Tuesday, March 6, 2012

Skyrim Abandonment

I had heard the jokes, but I ignored them. I made myself a promise. I committed myself to the cause. Others had told me they never finished Oblivion, or any Elder Scrolls game for that matter, and that the lore was so rich, the game world so vast, that actually playing the game all the way through was nigh impossible. I was going to finish Skyrim. I failed.

I remember my avatar's last location. The sneaky Argonian still sits crouched in the shadows in some ancient dungeon, atop a walkway looking down at Draugr corpses I had quickly dispatched moments ago. That poor character has been waiting atop that stone path since New Year's day, over two months.

I never became bored of Skyrim per se. Sixty hours in, I was having a blast. It handily earned a place in my top three gaming experiences of the year, and even though I have since abandoned its majestic Nordic lands, I have no regrets about my decision. I love the expansive world, the massive sense of scale, the persistent sensation that although my character is dragonborn, she is still a small fish in a very large pond.

Unfortunately, this same sense of scale has made my eventual return daunting. I struggled so hard to narrow my narrative focus and engage in story lines to completion before moving on to new adventures. Even so, my memory has grown foggy and the idea of delving back into a jumble of story arcs is overwhelming. Before I left, I also had such grand plans. I was saving money to buy something big, maybe a new home somewhere, in some city I had researched beforehand. I was also investing in a certain skill tree and planned on upgrading ... blacksmithing was it? Or maybe enchanting? I think I had a system going...

I left for good reason. The holidays were ripe with gaming options, and I happily consumed a myriad of triple-A and indie games at my leisure. But the farther and farther I roamed from Skyrim, the harder I imagined my eventual return. I will play Skyrim again, to be sure, but when I do, I will have to commit myself again, devote another sixty hours into the experience, and who has that kind of time? Mass Effect 3 just hit store shelves today, and I have another galaxy to save. Soon, Journey will grab my attention, if I can even pull myself away from multiplayer gaming. I have failed. Skyrim's hero has abandoned her. I only hope absence makes the heart grow fonder.


  1. Well, you outlasted me by about 40 hours. :/

  2. I have been traveling for 7 months and recently decided that when I settle down somewhere (which will be soon) the first game I buy will be Skyrim. I've never been one to get into games like Oblivion or Fallout 3 in the past, however with Skyrim I too have promised myself that I will "finish" it. Or perhaps more accurately - I have promised myself that I will take my time with the game and invest myself in it. Actively try to complete side quests and get to know the characters inhabiting the game world instead of just rushing though the main story as I've been prone to doing in the past.

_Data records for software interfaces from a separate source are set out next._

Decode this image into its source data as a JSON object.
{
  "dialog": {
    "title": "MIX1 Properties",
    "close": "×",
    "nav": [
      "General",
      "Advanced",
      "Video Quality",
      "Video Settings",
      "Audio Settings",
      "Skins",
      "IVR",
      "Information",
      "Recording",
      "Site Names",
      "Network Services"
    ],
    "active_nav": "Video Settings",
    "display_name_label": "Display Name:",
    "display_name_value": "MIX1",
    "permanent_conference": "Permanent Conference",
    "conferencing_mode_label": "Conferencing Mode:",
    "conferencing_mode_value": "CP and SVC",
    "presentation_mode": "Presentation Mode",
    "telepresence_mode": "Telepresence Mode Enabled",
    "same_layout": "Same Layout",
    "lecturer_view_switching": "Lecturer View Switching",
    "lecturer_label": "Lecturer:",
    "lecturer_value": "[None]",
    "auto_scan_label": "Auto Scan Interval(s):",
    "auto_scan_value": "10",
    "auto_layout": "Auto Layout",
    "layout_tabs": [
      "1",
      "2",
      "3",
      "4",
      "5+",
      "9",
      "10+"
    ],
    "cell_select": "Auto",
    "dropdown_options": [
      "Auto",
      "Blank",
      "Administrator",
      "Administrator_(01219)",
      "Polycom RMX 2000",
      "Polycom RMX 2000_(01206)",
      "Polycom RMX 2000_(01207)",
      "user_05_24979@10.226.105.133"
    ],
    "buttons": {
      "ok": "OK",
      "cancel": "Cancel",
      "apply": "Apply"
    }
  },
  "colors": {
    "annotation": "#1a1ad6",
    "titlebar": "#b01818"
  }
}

    I think that the key to my success will be NOT buying any other 360 games for a while. That way I'll be forced to play Skyrim... or one of the 30 or so games I have on my iPhone.

  3. Overheard village banter in your Skyrim world:

    "Well, it looks like our mythical hero has abandoned us."

    "I heard he went into space to fight shadow robots and Martin Sheen."

    "I heard he went into the desert on some sort of...quest...or trip...or was it Odyssey?"

    "I, for one, welcome our new dragon overlords."

  4. I think committing to taking your team is a wise choice. In fact, that's a better way to look at my own predicament. I'm savoring and cleansing my pallet before heading back in.